Tim is a co-worker whom you try to avoid as much as possible. You know, Tim is that person who seems to be completely unaware of the chaos and negativity he brings to relationships. Most times, we just want to distance ourselves from someone like Tim. Other times, we need strategies to deal with him. Here are a few tips to help you deal with a toxic relationship.

Handling conflict: When conflict arises, you will be labeled the problem, not the issue at hand. The unchecked emotions that surface are so unpleasant that you leave the argument feeling drained and think, “I don’t want to do that again.” People in a toxic relationship don’t live to fight another day, they live to fight! Thus, you have to be able to stand your ground on an issue and not be distracted by all the drama. The best thing to do is minimize conflict, state the facts, and stay as calm as possible. Don’t add to the drama by escalating your emotions and trying to reason with the person.

When the difficult person is a friend or coworker, you can limit your contact or walk away when things become too tense. This is easier to do in a work setting, unless the person is your boss, and harder to do with a family member or friend.

Set boundaries: Boundaries become especially important when you’re in a toxic relationship. You will be taken advantage of if your boundaries are poorly defined and you don’t assert yourself. When you set boundaries and stick to them, you control much of the chaos. The other person will try to encroach upon your boundaries, but be firm, and do not let them. One of the characteristics of a toxic relationship is that people do not take responsibility for their own actions, thoughts and emotions. This means they are going to project their problems on you or blame you. And if they don’t respect your boundaries, you will need to build a wall of protection if things get too bad. This usually means you refuse to engage them unless they respect your wishes.

Forgive but be mindful: If you are hurt in the relationship, forgive, but be smart about moving forward with the person. You don’t need to keep putting yourself in harm’s way with someone if they continue to misbehave in the relationship. Forgive and then watch how they respond in the future. Now, if the difficult person is your spouse, you need to tell them that their behavior is hurting the relationship. And while you will forgive, there needs to be change in order to grow in the relationship.

Bottom line is that you can only control your reaction in a relationship that is toxic, but that can be powerful.
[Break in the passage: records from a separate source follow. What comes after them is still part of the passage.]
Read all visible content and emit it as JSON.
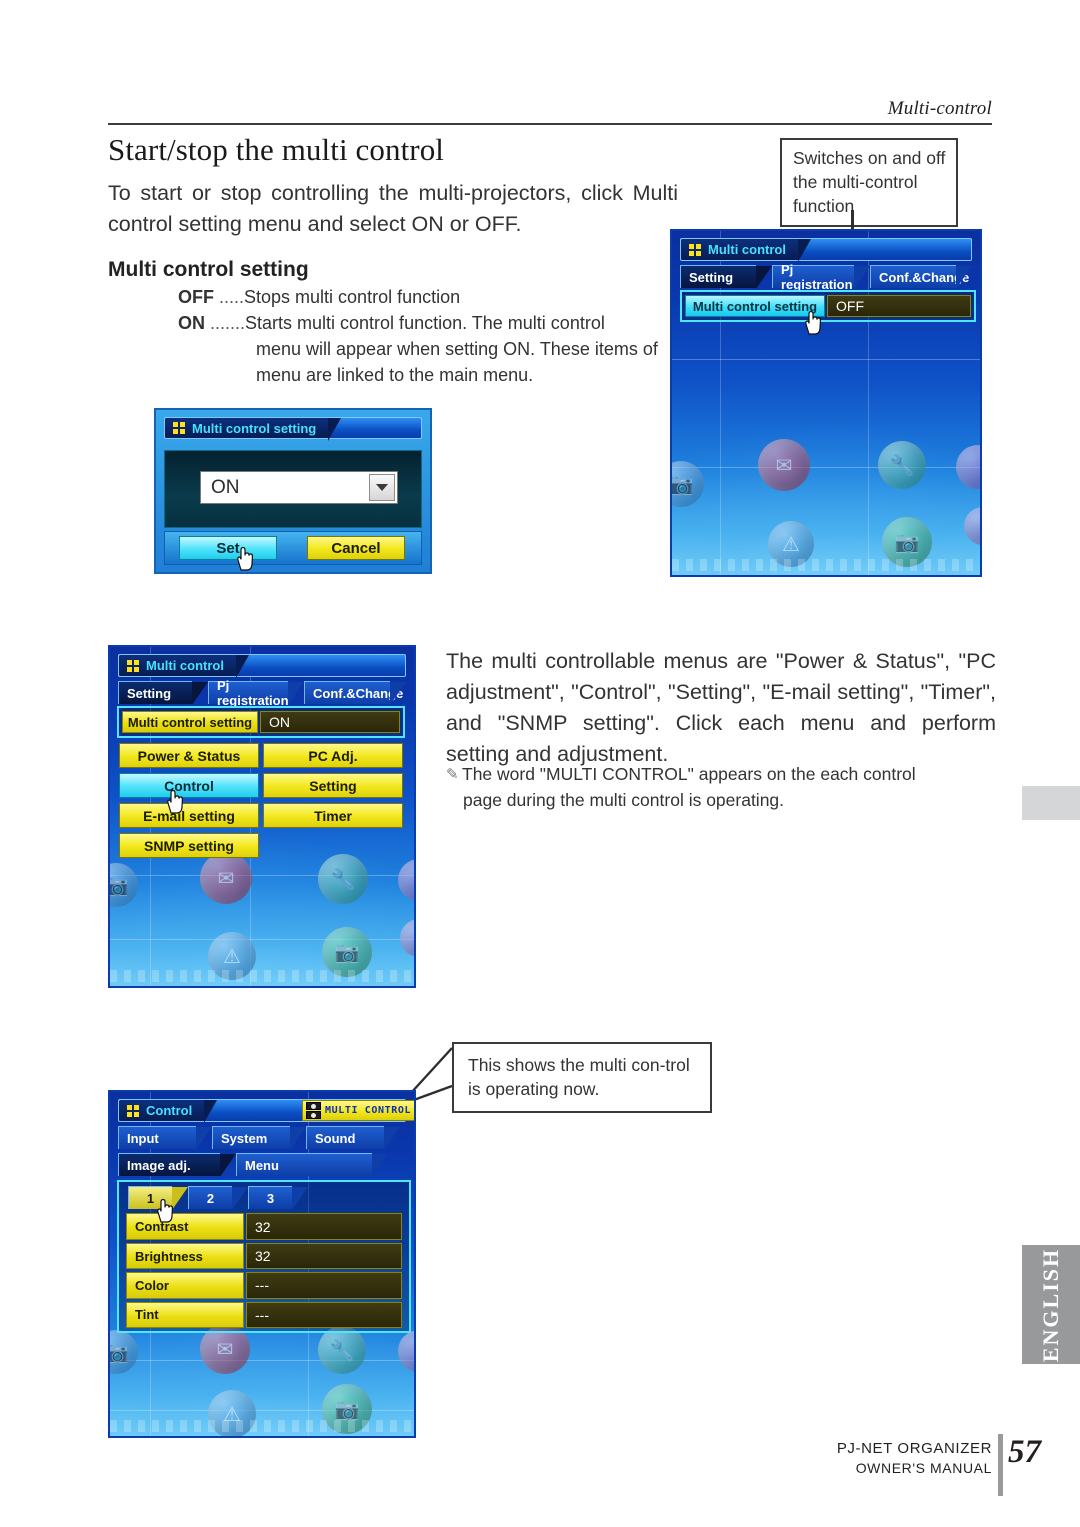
{
  "header": {
    "running_head": "Multi-control"
  },
  "section": {
    "title": "Start/stop the multi control",
    "lead": "To start or stop controlling the multi-projectors, click Multi control setting menu and select ON or OFF.",
    "subheading": "Multi control setting",
    "definitions": [
      {
        "term": "OFF",
        "dots": " .....",
        "desc": "Stops multi control function",
        "cont": ""
      },
      {
        "term": "ON",
        "dots": " .......",
        "desc": "Starts multi control function. The multi control",
        "cont": "menu will appear when setting ON. These items of menu are linked to the main menu."
      }
    ],
    "paragraph": "The multi controllable menus are \"Power & Status\", \"PC adjustment\", \"Control\", \"Setting\", \"E-mail setting\", \"Timer\", and \"SNMP setting\". Click each menu and perform setting and adjustment.",
    "note_icon": "pencil-icon",
    "note_line1": "The word \"MULTI CONTROL\" appears on the each control",
    "note_line2": "page during the multi control is operating."
  },
  "callouts": {
    "top": "Switches on and off the multi-control function",
    "bottom": "This shows the multi con-trol is operating now."
  },
  "screenshot_multicontrol_off": {
    "window_title": "Multi control",
    "tabs": [
      {
        "label": "Setting",
        "state": "active"
      },
      {
        "label": "Pj registration",
        "state": "inactive"
      },
      {
        "label": "Conf.&Change",
        "state": "inactive"
      }
    ],
    "setting_row": {
      "label": "Multi control setting",
      "value": "OFF"
    },
    "cursor": "hand-cursor"
  },
  "dialog_multicontrol_setting": {
    "window_title": "Multi control setting",
    "combo_value": "ON",
    "combo_icon": "chevron-down-icon",
    "set_label": "Set",
    "cancel_label": "Cancel",
    "cursor": "hand-cursor"
  },
  "screenshot_multicontrol_on": {
    "window_title": "Multi control",
    "tabs": [
      {
        "label": "Setting",
        "state": "active"
      },
      {
        "label": "Pj registration",
        "state": "inactive"
      },
      {
        "label": "Conf.&Change",
        "state": "inactive"
      }
    ],
    "setting_row": {
      "label": "Multi control setting",
      "value": "ON"
    },
    "menu_buttons": [
      {
        "label": "Power & Status",
        "state": "normal"
      },
      {
        "label": "PC Adj.",
        "state": "normal"
      },
      {
        "label": "Control",
        "state": "selected"
      },
      {
        "label": "Setting",
        "state": "normal"
      },
      {
        "label": "E-mail setting",
        "state": "normal"
      },
      {
        "label": "Timer",
        "state": "normal"
      },
      {
        "label": "SNMP setting",
        "state": "normal"
      }
    ],
    "cursor": "hand-cursor"
  },
  "screenshot_control": {
    "window_title": "Control",
    "badge_label": "MULTI CONTROL",
    "badge_icon": "projector-icon",
    "tabs_row1": [
      {
        "label": "Input",
        "state": "inactive"
      },
      {
        "label": "System",
        "state": "inactive"
      },
      {
        "label": "Sound",
        "state": "inactive"
      }
    ],
    "tabs_row2": [
      {
        "label": "Image adj.",
        "state": "active"
      },
      {
        "label": "Menu",
        "state": "inactive"
      }
    ],
    "page_tabs": [
      {
        "label": "1",
        "state": "active"
      },
      {
        "label": "2",
        "state": "inactive"
      },
      {
        "label": "3",
        "state": "inactive"
      }
    ],
    "rows": [
      {
        "label": "Contrast",
        "value": "32"
      },
      {
        "label": "Brightness",
        "value": "32"
      },
      {
        "label": "Color",
        "value": "---"
      },
      {
        "label": "Tint",
        "value": "---"
      }
    ],
    "cursor": "hand-cursor"
  },
  "sidebar": {
    "language_tab": "ENGLISH"
  },
  "footer": {
    "line1": "PJ-NET ORGANIZER",
    "line2": "OWNER'S MANUAL",
    "page_number": "57"
  },
  "colors": {
    "yellow_button": "#f0e41a",
    "cyan_selected": "#4fe3fb",
    "panel_blue": "#0f52c8",
    "title_cyan": "#48e0ff",
    "gray_tab": "#97999b"
  }
}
Set those boundaries, minimize contact and if the person in the toxic relationship is a family member, get help and support in terms of how to hold boundaries and push for change. Remember, if you change your reactions to another person, this changes the relationship.

Toxic relationships